Kendra: When I started listening to ‘Primordial Rage Of The Cowboy,’ I had visions of a Tarantino title card in my head. Were you inspired at all by the big screen? Because I know the first release this year had Western inspiration throughout, and we can hear it again here.
Fraser Wayne: Western films are definitely a huge inspiration for me! I grew up watching Clint Eastwood movies with my Dad, so it’s something that I have always had somewhat of an obsession with. I find that “spaghetti westerns” and horror films made in the 60s/70s, from Italian directors like Sergio Leone and Dario Argento, have always been my favourite. Those two directors actually collaborated on ‘Once Upon A Time In The West’ and Leone is responsible for all those old Clint Eastwood movies like ‘The Good, The Bad, And The Ugly,’ and ‘A Fistful Of Dollars.’ Ennio Morricone is the master behind the soundtracks of these films and is noted as the originator of the “spaghetti western” genre.

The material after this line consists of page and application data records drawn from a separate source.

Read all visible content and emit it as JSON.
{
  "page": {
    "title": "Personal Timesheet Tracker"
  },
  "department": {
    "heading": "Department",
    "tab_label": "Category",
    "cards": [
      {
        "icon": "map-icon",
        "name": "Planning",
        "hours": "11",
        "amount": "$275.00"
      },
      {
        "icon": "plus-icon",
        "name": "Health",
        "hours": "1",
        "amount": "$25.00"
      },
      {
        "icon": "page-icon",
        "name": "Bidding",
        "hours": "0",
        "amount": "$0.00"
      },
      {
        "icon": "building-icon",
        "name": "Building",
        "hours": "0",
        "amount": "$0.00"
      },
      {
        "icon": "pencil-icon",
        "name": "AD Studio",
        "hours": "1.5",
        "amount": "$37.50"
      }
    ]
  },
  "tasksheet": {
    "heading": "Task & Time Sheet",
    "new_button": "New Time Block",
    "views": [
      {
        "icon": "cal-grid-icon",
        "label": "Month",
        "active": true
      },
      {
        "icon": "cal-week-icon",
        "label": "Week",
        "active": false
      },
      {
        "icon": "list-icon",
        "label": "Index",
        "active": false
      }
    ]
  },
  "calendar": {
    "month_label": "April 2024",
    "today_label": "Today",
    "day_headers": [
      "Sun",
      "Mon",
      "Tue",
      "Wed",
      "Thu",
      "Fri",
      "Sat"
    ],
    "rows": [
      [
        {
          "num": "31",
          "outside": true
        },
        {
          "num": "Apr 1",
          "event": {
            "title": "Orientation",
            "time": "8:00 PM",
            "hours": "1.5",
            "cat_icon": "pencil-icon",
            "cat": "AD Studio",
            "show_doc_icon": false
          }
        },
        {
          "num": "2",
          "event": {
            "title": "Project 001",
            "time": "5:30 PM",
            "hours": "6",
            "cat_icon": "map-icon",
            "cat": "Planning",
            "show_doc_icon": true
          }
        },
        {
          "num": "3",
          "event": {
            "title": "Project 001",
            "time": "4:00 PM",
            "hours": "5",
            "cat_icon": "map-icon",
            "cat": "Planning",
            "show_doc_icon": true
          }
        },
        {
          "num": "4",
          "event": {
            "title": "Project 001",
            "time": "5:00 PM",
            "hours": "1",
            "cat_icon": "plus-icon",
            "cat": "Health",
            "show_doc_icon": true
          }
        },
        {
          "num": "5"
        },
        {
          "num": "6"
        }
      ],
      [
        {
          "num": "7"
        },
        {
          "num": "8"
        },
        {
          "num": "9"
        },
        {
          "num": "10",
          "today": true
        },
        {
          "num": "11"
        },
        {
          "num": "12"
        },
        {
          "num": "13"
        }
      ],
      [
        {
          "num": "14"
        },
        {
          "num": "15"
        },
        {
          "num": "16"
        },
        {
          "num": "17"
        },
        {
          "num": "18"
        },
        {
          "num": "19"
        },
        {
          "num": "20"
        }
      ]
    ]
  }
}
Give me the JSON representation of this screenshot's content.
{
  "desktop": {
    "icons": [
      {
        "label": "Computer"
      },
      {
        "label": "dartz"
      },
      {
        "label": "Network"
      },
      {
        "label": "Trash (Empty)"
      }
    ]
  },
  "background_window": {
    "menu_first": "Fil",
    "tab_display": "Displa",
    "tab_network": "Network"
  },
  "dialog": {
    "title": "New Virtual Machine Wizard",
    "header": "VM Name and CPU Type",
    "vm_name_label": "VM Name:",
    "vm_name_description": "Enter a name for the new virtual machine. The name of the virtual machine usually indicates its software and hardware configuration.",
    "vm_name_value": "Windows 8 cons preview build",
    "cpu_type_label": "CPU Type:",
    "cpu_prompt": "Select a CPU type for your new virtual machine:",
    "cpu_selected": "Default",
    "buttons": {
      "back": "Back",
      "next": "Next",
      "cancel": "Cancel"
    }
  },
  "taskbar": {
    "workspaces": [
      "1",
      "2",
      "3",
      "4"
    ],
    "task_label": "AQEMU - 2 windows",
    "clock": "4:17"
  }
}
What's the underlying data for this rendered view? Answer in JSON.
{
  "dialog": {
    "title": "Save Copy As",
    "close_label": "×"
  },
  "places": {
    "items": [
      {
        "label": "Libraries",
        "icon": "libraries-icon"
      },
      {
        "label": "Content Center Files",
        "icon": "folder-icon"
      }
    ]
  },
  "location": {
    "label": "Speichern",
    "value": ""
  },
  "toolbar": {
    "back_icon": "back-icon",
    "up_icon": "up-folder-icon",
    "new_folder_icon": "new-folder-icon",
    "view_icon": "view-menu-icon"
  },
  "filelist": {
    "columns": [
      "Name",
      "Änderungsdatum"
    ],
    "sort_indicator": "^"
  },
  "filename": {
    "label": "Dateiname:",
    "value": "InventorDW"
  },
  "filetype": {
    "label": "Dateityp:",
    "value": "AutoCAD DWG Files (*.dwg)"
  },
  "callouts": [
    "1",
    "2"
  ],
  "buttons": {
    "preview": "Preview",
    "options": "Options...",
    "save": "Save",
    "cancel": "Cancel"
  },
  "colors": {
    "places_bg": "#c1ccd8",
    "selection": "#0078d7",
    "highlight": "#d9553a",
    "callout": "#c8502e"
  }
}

He is credited on the soundtracks for countless westerns and he has been such a huge inspiration behind the twangy sound on both ‘Demonology’ and ‘Primordial Rage Of The Cowboy.’ I had the honour of opening for Spindrift at Crystal Lake Festival back in 2017, and they have also been a big influence on me when it comes to all those different flavours of cowboy.
Kendra: How do you feel all the events of 2020 have shaped your creativity and drive moving forward?
Fraser Wayne: Well, I usually work on the side as a stage technician, but I have been out of work for the past nine months due to the pandemic. This has been somewhat of a gift and a curse. It’s been difficult to navigate, but it has forced me to confront some demons and work towards building a healthier life for myself. It has its ups and downs, and I can’t force myself to stay focused on projects as much as I would like to…BUT it has allowed me a lot of free time to channel my creativity into different areas outside of music.
I picked up drawing and painting again; something that is very important to me, yet something I almost gave up on completely while I was dealing with my mental health troubles last year. I’ve been teaching myself graphic design, working on some video projects, watching a lot of films, and soaking up as much inspiration as I can.
When it comes to music in particular, I’ve been able to experiment with a lot of different sounds and styles at home, and I’ve had a lot of time on my hands to make plans for the future. Currently, I’m recording a lot of new country/folk material, which I plan to turn into 2-3 new albums in 2021. I’ve been jamming with The Black Petunias and we’ve been talking about recording a full band album. I have some new music videos in the works. I started a music/arts podcast with my buddy Brock Mattsson, who recently released a single on my label, Fishbum Records. I’m playing drums in Alex Cyprine’s new dream-pop project, Lovers Suicide. My life actually started getting busy lately (in the best way) and I’m full of energy and excitement going into the future!
Kendra: Usually, this is where I ask people what they have planned in the coming months but with the world in a strange place right now, plans aren’t as concrete as they typically are. You can go ahead and let us know what you have tentatively planned but can you also share a song that never fails to get you through when the world around you feels like a mess?
Fraser Wayne: As far as plans go, I’m just gonna be working on new recordings, jamming with The Black Petunias, and mapping out some releases for 2021. The new music I’ve been recording has more of a country influence, rather than the spooky western vibe I’ve been on lately. As for a song that always gets me through weird times, I’d have to go with “Don’t Let It Bring You Down” by Neil Young.